The seas were rough and frigid the afternoon of December 17. After checking the surface for nearby ships, the crew of the 800-ton submarine USS S-4 ended her run by bringing up her periscope directly in the path of an onrushing former U.S. naval destroyer. The destroyer’s Officer-of-the-Deck immediately ordered the engines reversed at full throttle and jammed the rudder over trying to avoid the still-submerged portion of the rising sub. A jarring collision ripped a gash four feet long and two feet wide in a central ballast tank of the USS S4. Nothing could stop the surge of icy water racing in to fill the ballast. The sub spun hard, dipped its nose, and headed toward the ocean depths. Inside, six bruised submariners scrambled for the torpedo room where they jammed the door closed to lock out the rising waters. The rest scrambled up the increasingly steep floor to the control room, shutting it behind the last submariner. It didn’t leak much as the sub settled onto the mud 102 feet down. They had, at most, 72 hours of oxygen, but each breath sucked the limited oxygen from the air.
No doubt you’ve never been trapped on the sea floor, but you’ve probably had rising hopes that suddenly were sent spinning out of control. Perhaps you’ve been trapped in a prison of dwindling hope with the heavy load of your sins, guilt and fear. Worse yet, is there a chance that you have “no hope” and are “without God in the world” (Ephesians 2:12)?
On the surface the destroyer waited, but only oil and bubbles, bubbles of precious oxygen, made their way to the surface. Three deep-sea divers and lots of rescue equipment rode the deck of the USS Bushnell as it raced for the crash site, but they wouldn’t arrive until the next morning. Upon arrival, they were met by gale-force winds, heaving seas and bitterly cold water. Down went the divers trying to attach oxygen lines to the sub. Heavy seas battered the divers, ripped the lines free and sent them back to the surface. More dives failed. The next morning two divers heard a message tapped out on the hull above the torpedo room: “Is there hope? Please hurry, please!” Time after time, the sea tore the oxygen lines free. One month later the bodies of the submariners were taken out to be buried with military honors.
The Rescue for you

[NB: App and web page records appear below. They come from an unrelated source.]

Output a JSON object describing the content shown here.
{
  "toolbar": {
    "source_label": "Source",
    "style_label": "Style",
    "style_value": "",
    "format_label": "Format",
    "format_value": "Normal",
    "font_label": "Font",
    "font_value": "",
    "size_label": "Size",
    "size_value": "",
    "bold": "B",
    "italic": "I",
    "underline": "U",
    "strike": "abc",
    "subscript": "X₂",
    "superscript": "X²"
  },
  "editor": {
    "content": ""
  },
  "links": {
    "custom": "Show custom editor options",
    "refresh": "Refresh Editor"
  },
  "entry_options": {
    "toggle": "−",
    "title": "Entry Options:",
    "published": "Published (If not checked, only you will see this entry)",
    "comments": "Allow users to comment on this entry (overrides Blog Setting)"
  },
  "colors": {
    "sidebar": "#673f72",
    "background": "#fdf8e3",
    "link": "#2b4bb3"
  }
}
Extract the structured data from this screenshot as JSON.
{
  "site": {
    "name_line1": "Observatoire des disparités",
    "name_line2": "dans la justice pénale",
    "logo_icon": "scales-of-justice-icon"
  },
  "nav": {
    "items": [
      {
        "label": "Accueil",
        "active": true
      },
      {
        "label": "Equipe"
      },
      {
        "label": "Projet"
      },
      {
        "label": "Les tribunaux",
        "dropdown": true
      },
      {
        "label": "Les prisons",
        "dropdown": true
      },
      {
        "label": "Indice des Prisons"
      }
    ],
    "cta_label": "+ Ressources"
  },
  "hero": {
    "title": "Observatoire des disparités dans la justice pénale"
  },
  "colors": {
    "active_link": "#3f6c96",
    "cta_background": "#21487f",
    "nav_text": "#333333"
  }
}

The Lord Jesus Christ said, while suffering on a cross on Calvary’s hill outside Jerusalem, “All Thy waves and Thy billows are gone over Me” (Psalm 42:7). He died to pay the penalty for sin that you and I are trapped under in order to bring the breath of life to us. He brings with Him the “hope of salvation” (1 Thessalonians 5:8). Perhaps, as you read, you felt the tension of the trapped submariners’ desperate cry for help.